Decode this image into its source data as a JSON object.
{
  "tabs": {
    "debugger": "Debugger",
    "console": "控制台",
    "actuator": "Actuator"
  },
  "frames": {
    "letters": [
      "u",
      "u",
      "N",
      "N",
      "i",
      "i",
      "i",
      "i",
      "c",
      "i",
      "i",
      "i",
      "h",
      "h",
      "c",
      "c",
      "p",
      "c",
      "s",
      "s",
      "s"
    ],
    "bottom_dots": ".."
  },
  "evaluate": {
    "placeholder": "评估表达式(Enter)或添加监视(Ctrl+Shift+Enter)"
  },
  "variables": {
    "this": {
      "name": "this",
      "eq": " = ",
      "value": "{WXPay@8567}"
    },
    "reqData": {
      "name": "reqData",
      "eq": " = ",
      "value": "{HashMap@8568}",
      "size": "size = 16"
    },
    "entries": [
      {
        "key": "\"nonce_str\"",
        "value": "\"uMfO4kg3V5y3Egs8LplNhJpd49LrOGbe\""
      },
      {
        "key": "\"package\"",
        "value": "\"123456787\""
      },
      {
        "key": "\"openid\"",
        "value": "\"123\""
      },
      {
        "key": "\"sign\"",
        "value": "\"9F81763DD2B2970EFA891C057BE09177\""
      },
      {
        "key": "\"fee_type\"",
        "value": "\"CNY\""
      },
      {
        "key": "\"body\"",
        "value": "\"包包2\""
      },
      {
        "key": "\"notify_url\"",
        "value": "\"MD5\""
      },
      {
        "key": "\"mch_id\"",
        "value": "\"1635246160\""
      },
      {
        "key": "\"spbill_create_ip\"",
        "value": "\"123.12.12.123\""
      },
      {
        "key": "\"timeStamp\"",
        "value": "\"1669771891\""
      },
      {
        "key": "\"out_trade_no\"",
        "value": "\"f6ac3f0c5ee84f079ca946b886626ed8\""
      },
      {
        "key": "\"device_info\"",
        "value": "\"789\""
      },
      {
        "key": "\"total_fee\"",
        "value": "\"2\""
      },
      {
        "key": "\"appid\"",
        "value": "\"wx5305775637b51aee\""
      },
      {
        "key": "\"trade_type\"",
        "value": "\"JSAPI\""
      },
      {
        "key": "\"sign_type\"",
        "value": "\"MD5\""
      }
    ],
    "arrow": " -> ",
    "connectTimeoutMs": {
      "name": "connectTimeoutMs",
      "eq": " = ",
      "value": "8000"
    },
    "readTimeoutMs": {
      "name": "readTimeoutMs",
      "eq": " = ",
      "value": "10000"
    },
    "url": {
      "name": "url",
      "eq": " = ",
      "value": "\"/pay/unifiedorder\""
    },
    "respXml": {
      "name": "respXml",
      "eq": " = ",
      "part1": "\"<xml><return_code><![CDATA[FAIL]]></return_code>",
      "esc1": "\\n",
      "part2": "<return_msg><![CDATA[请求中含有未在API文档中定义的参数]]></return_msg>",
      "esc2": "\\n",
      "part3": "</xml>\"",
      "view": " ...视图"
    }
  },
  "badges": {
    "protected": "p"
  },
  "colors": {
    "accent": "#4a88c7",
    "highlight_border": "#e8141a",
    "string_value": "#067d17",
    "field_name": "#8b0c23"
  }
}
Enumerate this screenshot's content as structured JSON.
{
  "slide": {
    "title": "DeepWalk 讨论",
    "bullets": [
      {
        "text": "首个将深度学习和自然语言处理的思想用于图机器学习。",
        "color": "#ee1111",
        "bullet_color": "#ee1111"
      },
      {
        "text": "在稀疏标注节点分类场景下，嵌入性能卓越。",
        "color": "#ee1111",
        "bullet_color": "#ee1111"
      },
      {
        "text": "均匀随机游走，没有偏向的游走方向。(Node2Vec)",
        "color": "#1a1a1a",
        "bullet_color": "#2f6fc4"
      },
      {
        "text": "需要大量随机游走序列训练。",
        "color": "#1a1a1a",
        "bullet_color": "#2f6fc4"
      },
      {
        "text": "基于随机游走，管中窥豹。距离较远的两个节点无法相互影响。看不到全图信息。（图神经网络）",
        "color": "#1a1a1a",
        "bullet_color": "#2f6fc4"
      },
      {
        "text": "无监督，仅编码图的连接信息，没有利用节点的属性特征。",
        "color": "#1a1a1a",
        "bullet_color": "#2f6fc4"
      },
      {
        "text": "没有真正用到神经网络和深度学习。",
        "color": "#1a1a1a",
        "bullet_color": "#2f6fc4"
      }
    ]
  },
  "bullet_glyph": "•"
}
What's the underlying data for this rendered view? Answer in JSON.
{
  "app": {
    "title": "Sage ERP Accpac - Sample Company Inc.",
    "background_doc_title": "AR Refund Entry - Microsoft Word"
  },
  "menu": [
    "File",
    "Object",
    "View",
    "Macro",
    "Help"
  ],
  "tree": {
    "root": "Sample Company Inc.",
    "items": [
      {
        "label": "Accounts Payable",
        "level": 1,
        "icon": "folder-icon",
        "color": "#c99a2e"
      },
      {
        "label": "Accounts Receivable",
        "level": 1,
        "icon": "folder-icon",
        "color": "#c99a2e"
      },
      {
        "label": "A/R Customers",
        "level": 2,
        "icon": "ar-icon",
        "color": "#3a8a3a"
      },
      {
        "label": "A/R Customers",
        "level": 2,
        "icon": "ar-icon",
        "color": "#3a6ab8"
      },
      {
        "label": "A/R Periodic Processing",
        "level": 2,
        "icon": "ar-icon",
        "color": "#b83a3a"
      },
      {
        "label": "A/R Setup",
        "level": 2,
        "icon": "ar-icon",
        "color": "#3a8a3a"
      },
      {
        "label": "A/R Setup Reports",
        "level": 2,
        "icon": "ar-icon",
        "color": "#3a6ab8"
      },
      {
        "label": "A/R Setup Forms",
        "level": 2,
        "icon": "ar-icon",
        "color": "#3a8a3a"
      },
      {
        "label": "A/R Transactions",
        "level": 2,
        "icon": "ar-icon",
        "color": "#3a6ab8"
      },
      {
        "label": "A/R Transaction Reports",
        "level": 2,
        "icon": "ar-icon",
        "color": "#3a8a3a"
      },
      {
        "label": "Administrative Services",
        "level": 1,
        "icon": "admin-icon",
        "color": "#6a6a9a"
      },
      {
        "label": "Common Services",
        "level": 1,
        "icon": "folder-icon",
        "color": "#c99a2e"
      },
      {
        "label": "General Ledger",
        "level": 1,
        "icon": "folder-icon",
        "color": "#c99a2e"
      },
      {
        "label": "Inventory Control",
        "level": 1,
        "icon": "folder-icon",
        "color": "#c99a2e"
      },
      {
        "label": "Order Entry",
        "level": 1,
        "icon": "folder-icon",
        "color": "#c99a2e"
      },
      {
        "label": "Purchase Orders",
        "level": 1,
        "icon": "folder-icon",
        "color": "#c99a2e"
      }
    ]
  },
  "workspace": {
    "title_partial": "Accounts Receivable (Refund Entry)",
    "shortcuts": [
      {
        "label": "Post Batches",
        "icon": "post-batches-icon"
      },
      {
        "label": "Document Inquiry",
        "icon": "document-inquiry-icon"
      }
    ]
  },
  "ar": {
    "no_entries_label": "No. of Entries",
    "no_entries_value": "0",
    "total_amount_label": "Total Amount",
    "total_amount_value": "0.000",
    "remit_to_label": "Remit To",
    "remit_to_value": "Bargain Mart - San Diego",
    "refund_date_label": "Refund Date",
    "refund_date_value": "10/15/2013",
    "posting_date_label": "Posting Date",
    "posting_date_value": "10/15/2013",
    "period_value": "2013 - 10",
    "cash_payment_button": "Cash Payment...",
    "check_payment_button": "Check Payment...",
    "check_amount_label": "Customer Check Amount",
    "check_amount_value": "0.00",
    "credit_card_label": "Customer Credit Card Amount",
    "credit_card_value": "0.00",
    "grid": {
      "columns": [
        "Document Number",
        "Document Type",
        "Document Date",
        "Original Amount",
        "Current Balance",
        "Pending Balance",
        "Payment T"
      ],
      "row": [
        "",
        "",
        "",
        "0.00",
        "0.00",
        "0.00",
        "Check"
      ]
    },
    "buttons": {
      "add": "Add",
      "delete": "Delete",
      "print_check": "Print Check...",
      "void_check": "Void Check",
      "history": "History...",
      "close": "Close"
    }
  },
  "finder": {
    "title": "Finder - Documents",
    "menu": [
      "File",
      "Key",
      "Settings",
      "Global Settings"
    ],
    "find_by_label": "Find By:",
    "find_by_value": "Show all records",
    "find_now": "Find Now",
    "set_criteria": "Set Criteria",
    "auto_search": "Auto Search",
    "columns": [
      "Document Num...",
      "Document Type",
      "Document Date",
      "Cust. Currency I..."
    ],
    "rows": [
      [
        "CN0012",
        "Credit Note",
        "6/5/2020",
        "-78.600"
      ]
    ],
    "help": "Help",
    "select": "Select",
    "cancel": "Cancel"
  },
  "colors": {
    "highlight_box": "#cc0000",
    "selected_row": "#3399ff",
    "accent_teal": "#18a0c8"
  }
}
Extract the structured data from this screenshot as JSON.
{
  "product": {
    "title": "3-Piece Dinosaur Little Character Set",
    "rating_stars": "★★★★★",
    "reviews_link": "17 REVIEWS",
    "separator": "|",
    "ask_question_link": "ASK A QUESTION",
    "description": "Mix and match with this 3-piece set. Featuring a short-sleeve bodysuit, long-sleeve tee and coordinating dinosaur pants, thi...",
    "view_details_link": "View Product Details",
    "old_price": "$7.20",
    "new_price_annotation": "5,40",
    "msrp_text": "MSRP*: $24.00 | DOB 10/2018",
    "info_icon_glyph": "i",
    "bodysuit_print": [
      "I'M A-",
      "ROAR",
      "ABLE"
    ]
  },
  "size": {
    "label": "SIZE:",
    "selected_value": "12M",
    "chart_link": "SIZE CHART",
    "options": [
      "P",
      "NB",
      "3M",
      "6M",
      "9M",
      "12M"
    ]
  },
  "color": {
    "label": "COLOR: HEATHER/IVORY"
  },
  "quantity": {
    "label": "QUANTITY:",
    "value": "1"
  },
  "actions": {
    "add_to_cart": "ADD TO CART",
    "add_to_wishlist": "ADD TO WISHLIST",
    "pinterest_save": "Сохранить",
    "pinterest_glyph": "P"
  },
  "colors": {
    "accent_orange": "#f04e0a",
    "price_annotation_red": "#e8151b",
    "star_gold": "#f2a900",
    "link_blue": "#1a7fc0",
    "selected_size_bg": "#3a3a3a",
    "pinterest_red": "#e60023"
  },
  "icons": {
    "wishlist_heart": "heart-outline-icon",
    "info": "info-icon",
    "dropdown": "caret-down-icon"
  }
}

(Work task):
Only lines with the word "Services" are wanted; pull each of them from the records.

(Response to this exercise):
        "label": "Administrative Services",
        "label": "Common Services",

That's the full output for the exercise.